Interface dataset entries:
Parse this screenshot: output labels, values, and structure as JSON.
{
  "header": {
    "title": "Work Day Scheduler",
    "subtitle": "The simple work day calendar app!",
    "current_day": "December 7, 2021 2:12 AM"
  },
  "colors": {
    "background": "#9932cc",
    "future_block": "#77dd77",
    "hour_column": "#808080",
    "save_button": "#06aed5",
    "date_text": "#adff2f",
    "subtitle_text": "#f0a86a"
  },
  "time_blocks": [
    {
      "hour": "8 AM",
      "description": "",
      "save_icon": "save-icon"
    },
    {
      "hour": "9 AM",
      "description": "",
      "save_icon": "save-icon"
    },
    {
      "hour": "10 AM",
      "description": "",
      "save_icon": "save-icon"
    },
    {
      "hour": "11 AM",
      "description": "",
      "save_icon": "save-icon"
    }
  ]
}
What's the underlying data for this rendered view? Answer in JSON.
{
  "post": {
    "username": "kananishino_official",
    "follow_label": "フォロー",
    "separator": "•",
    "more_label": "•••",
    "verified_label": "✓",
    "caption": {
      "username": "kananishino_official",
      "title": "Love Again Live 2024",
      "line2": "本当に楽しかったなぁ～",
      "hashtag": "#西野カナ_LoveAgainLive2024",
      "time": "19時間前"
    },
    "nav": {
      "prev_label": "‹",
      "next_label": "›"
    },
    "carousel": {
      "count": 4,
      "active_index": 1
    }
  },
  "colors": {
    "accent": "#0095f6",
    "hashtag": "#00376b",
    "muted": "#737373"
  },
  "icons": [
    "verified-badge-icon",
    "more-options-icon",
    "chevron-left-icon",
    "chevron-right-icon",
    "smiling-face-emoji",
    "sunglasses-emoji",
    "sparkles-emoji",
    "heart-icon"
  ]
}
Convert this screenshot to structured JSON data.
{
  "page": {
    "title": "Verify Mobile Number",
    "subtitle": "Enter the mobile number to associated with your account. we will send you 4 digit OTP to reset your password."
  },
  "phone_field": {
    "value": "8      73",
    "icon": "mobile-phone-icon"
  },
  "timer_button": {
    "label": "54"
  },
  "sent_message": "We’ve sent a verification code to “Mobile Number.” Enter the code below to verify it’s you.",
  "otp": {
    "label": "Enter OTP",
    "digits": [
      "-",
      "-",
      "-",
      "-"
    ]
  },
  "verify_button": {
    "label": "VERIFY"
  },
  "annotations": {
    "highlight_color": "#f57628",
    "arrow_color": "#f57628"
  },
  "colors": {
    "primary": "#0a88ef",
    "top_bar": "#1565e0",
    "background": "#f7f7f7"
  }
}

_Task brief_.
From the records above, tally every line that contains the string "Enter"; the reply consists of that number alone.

_Response area_.
3